Task directions
Show all lines of the entries in which the word "kind" is found.

Input records
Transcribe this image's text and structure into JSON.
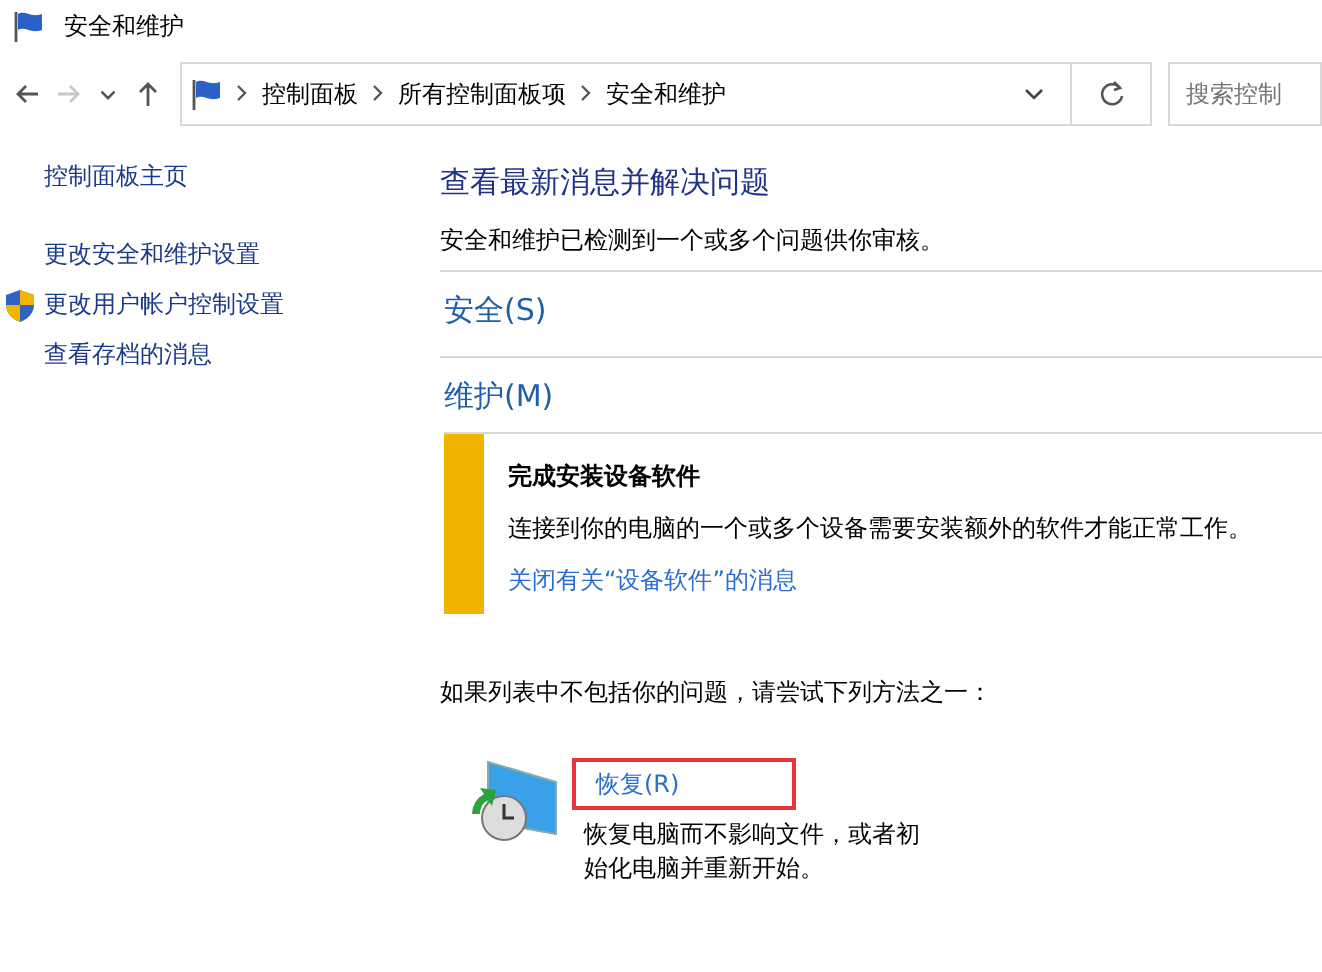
{
  "window": {
    "title": "安全和维护"
  },
  "nav": [
    {
      "kind": "back",
      "disabled": false
    },
    {
      "kind": "forward",
      "disabled": true
    },
    {
      "kind": "recent",
      "disabled": false
    },
    {
      "kind": "up",
      "disabled": false
    }
  ],
  "address": {
    "crumbs": [
      "控制面板",
      "所有控制面板项",
      "安全和维护"
    ]
  },
  "search": {
    "placeholder": "搜索控制"
  },
  "sidebar": {
    "items": [
      {
        "label": "控制面板主页",
        "kind": "home"
      },
      {
        "label": "更改安全和维护设置",
        "kind": "link"
      },
      {
        "label": "更改用户帐户控制设置",
        "kind": "shield"
      },
      {
        "label": "查看存档的消息",
        "kind": "link"
      }
    ]
  },
  "main": {
    "heading": "查看最新消息并解决问题",
    "intro": "安全和维护已检测到一个或多个问题供你审核。",
    "sections": [
      {
        "label": "安全(S)"
      },
      {
        "label": "维护(M)",
        "alerts": [
          {
            "color": "#f2b200",
            "title": "完成安装设备软件",
            "text": "连接到你的电脑的一个或多个设备需要安装额外的软件才能正常工作。",
            "link": "关闭有关“设备软件”的消息"
          }
        ]
      }
    ],
    "suggestion": "如果列表中不包括你的问题，请尝试下列方法之一：",
    "options": [
      {
        "label": "恢复(R)",
        "description": "恢复电脑而不影响文件，或者初始化电脑并重新开始。",
        "highlighted": true
      }
    ]
  }
}
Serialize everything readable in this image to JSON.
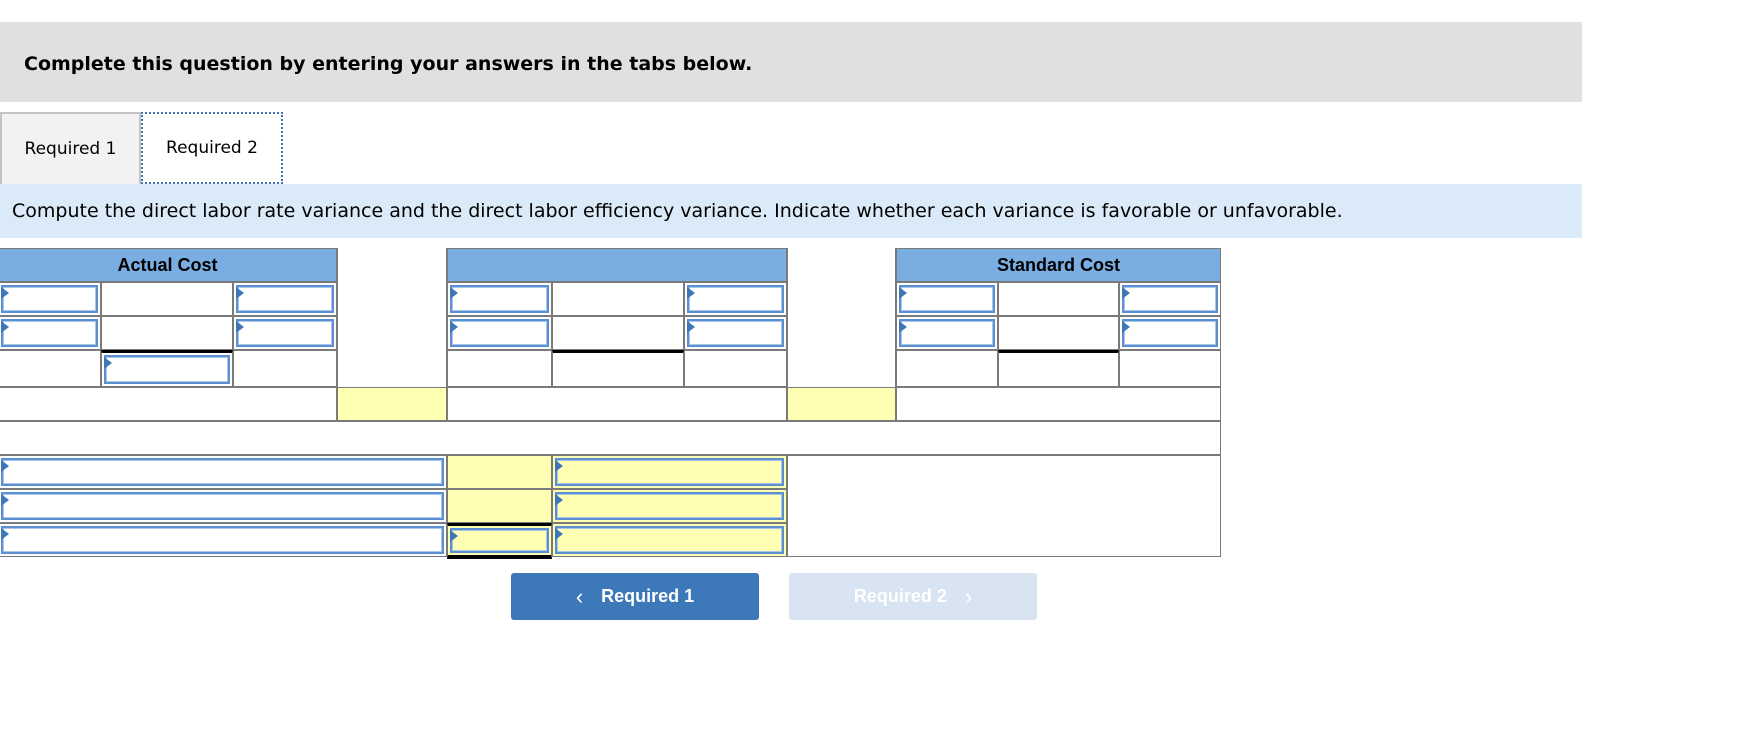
{
  "instructions": {
    "text": "Complete this question by entering your answers in the tabs below."
  },
  "tabs": [
    {
      "label": "Required 1",
      "active": false
    },
    {
      "label": "Required 2",
      "active": true
    }
  ],
  "prompt": {
    "text": "Compute the direct labor rate variance and the direct labor efficiency variance. Indicate whether each variance is favorable or unfavorable."
  },
  "table": {
    "headers": {
      "actual_cost": "Actual Cost",
      "middle": "",
      "standard_cost": "Standard Cost"
    },
    "inputs": {
      "actual_r1_c1": "",
      "actual_r1_c3": "",
      "actual_r2_c1": "",
      "actual_r2_c3": "",
      "actual_r3_c2": "",
      "middle_r1_c1": "",
      "middle_r1_c3": "",
      "middle_r2_c1": "",
      "middle_r2_c3": "",
      "standard_r1_c1": "",
      "standard_r1_c3": "",
      "standard_r2_c1": "",
      "standard_r2_c3": "",
      "variance_label_1": "",
      "variance_label_2": "",
      "variance_label_3": "",
      "variance_amount_3": "",
      "variance_type_1": "",
      "variance_type_2": "",
      "variance_type_3": ""
    }
  },
  "nav": {
    "prev_label": "Required 1",
    "next_label": "Required 2",
    "prev_icon": "chevron-left-icon",
    "next_icon": "chevron-right-icon",
    "next_disabled": true
  },
  "colors": {
    "header_blue": "#7aade2",
    "prompt_bg": "#dbeaf8",
    "instr_bg": "#e0e0e0",
    "answer_yellow": "#ffffb3",
    "button_blue": "#3d78b9",
    "button_disabled": "#d8e4f2"
  }
}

Answer to this exercise
      "kind": "back",
      "kind": "forward",
      "kind": "recent",
      "kind": "up",
        "kind": "home"
        "kind": "link"
        "kind": "shield"
        "kind": "link"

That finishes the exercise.